New edition of Diana book causes uproar
Author says she helped with sensational 1992 text
October 3, 1997
Web posted at: 8:18 p.m. EDT (0018 GMT)
LONDON (CNN) -- Five weeks after Princess Diana's tragic death, Britain is in an uproar over the re-release of the 1992 book that exposed secrets of her troubled royal marriage to Prince Charles.
In the new edition of "Diana, Her True Story," author Andrew Morton reveals what has been widely suspected since the book was first published -- that Diana herself was the direct source for many of the revelations in the book.
And while the re-release, which went on sale Friday, contains few new details about the royal marriage, Morton does include direct quotes from tapes that Diana made to help him with the book. He also sold the transcripts of those tapes to People magazine in the United States for a reported 100,000 pounds ($161,000).
The book is now titled, "Diana: Her True Story -- In Her Own Words."
"Her legacy and testament are the words in her book. I am very proud she chose me to tell her story," Morton said. "There is no point in pretending any more."
Morton being denounced
But Morton, a former tabloid reporter, is being widely denounced, accused of trying to profit from Diana's death and of hurting her children.
"Shameful," thundered the headline in the Mirror. "Diana, The Final Insult," said another tabloid, the Express. Buckingham Palace called it "particularly sad coming as it does soon after the princess's death."
"This man is using the princess's memory as a money-making machine. Has he thought of the effect this would have on her young sons?" asked Parliament member Alice Mahon.
Diana's family reportedly sought legal advice to prevent the book from going on sale but failed to stop it. Though the official publication date is Monday, some bookstores began selling Morton's tome on Friday.
Diana's brother, the Earl Spencer, said in a statement Friday that he was still consulting lawyers.
But Morton said there were no legal grounds to stop publication because he held the copyright to the tapes and because most of the material has already been published. Her accused the tabloids of hypocrisy and called his book "probably the scoop of the century."
"This book was done with her full cooperation. There is nothing underhanded about it," Morton said.
As for her sons, Morton said, "If they were really to want to understand their mother, they would want to read what she had to say."
Morton says Diana provided tapes
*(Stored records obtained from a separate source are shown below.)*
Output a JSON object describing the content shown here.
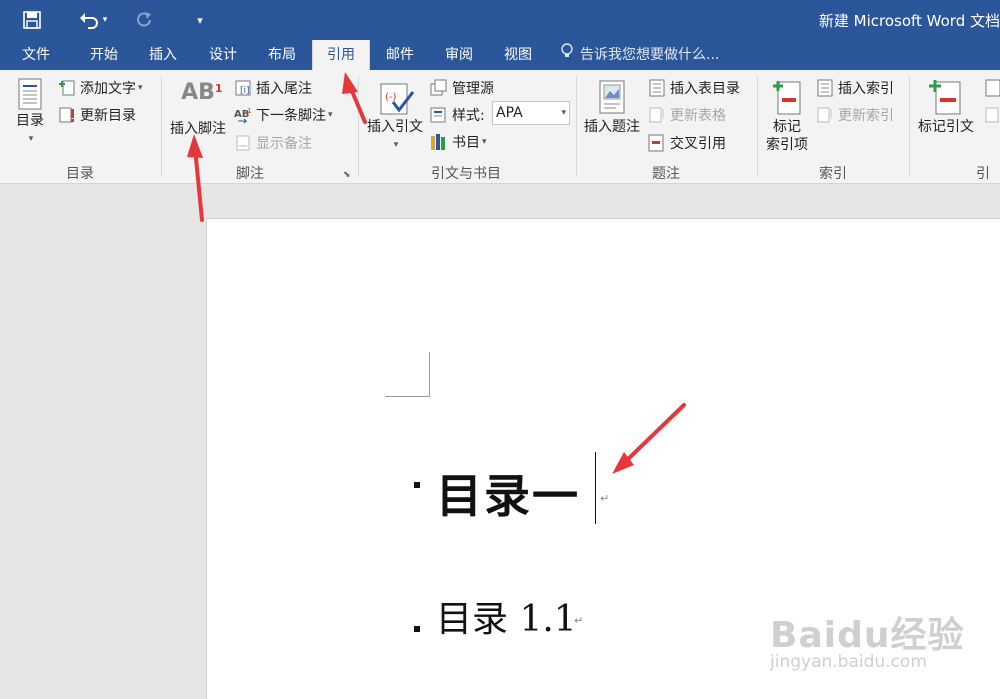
{
  "window": {
    "title": "新建 Microsoft Word 文档"
  },
  "quick_access": {
    "save": "save-icon",
    "undo": "undo-icon",
    "redo": "redo-icon",
    "customize": "customize-qat-icon"
  },
  "tabs": [
    {
      "label": "文件"
    },
    {
      "label": "开始"
    },
    {
      "label": "插入"
    },
    {
      "label": "设计"
    },
    {
      "label": "布局"
    },
    {
      "label": "引用"
    },
    {
      "label": "邮件"
    },
    {
      "label": "审阅"
    },
    {
      "label": "视图"
    }
  ],
  "active_tab": "引用",
  "tell_me": {
    "placeholder": "告诉我您想要做什么..."
  },
  "ribbon": {
    "toc": {
      "group_label": "目录",
      "toc_button": "目录",
      "add_text": "添加文字",
      "update_table": "更新目录"
    },
    "footnotes": {
      "group_label": "脚注",
      "insert_footnote": "插入脚注",
      "insert_endnote": "插入尾注",
      "next_footnote": "下一条脚注",
      "show_notes": "显示备注"
    },
    "citations": {
      "group_label": "引文与书目",
      "insert_citation": "插入引文",
      "manage_sources": "管理源",
      "style_label": "样式:",
      "style_value": "APA",
      "bibliography": "书目"
    },
    "captions": {
      "group_label": "题注",
      "insert_caption": "插入题注",
      "insert_table_of_figures": "插入表目录",
      "update_table": "更新表格",
      "cross_reference": "交叉引用"
    },
    "index": {
      "group_label": "索引",
      "mark_entry_line1": "标记",
      "mark_entry_line2": "索引项",
      "insert_index": "插入索引",
      "update_index": "更新索引"
    },
    "toa": {
      "group_label": "引",
      "mark_citation": "标记引文"
    }
  },
  "document": {
    "heading1": "目录一",
    "heading2": "目录 1.1",
    "para_mark": "↵"
  },
  "watermark": {
    "logo": "Baidu经验",
    "url": "jingyan.baidu.com"
  },
  "colors": {
    "accent": "#2b579a",
    "arrow": "#e8373a",
    "ribbon_bg": "#f3f3f3"
  }
}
Morton did not actually meet and interview the princess during the writing of the book. But she prepared tapes, discussing her troubled life, which were given to him by intermediaries.
When the book was first published -- causing a sensation because of its detailed revelations about a fairy-tale marriage gone seriously awry -- Morton described his sources for inside information as friends of the princess. He did not then reveal that she had directly cooperated with him.
Morton said at the time, Diana "was desperate for the book to come out" because she feared that unless she got her side of the story out to the public, the royal family might try to take away her children on the grounds of mental instability. Morton said she even reviewed and made comments on the manuscript.
Diana had doubts about wedding
In the transcripts, the princess is quoted as saying she had doubts about marrying Prince Charles before their nuptials in 1981 because of his love for Camilla Parker Bowles.
"So I had lunch with my sisters and said, 'I can't marry him, I can't do this, this is absolutely unbelievable.' They were wonderful, and they said, 'Well, bad luck Duch (her childhood nickname), your face is on the tea towels, so you're too late to chicken out.' So we made light of it," Diana is quoted as saying.
She also blamed her husband for triggering her bulimia during their engagement when he put her hand on her waist and said 'Oh, a bit chubby here, aren't we."
"That triggered off something in me," Diana is quoted as saying.
Diana is also quoted as telling Morton that Prince Charles was disappointed because their second son, Prince Harry, wasn't a girl and because he had red hair. She also said that the birth of their first son, Prince William, was planned around Charles' polo schedule.
"When we had William, we had to find a date in the diary that suited Charles and his polo. William had to be induced because I couldn't handle the press pressure any longer," Diana is quoted as saying.
Correspondent Richard Blystone and Reuters contributed to this report.